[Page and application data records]
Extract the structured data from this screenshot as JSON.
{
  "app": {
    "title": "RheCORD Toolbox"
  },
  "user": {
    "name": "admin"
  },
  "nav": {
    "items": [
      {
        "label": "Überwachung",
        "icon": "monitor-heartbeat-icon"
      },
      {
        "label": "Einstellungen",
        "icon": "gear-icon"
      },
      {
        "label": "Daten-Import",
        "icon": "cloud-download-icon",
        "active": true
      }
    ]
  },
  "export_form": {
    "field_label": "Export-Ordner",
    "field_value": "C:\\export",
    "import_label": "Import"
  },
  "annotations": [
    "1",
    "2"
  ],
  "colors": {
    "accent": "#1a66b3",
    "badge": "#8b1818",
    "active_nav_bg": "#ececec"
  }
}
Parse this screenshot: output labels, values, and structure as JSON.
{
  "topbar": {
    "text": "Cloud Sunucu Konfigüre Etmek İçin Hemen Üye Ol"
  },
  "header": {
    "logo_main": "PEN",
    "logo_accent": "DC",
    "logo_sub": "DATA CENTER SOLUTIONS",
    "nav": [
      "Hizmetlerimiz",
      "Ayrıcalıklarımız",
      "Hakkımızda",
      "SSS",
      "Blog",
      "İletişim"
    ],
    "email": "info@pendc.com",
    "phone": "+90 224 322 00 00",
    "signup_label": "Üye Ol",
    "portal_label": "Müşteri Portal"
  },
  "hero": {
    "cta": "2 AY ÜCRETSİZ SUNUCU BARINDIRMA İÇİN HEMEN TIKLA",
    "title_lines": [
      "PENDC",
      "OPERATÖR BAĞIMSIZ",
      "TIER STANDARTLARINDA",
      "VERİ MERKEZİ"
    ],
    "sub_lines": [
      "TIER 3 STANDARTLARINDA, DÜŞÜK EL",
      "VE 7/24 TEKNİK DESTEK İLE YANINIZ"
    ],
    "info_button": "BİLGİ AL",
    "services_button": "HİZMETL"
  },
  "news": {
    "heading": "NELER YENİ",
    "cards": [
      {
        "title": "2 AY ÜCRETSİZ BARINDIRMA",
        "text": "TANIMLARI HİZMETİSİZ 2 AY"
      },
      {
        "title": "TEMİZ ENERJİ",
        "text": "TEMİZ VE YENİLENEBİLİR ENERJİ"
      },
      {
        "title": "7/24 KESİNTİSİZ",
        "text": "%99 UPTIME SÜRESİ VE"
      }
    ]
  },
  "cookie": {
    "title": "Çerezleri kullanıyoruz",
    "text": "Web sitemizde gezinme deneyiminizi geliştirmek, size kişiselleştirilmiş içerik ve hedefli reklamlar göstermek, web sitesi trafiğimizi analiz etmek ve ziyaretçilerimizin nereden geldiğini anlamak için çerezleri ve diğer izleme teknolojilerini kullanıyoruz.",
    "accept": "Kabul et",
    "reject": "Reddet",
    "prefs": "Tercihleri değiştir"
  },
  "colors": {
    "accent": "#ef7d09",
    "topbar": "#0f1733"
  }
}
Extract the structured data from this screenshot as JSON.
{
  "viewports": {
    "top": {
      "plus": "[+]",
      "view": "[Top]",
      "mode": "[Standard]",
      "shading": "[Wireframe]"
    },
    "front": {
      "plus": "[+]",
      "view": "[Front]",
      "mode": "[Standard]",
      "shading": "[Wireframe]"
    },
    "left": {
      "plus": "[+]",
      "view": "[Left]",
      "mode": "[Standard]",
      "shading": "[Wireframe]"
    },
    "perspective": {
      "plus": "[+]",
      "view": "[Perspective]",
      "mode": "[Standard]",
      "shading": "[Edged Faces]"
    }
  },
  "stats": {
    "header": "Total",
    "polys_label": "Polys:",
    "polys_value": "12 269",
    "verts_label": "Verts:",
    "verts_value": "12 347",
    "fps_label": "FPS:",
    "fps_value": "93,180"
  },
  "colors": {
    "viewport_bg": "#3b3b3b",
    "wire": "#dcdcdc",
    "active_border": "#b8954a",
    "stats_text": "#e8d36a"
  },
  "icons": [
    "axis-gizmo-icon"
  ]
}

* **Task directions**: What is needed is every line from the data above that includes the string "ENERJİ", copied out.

* **Written reply**:
        "title": "TEMİZ ENERJİ",
        "text": "TEMİZ VE YENİLENEBİLİR ENERJİ"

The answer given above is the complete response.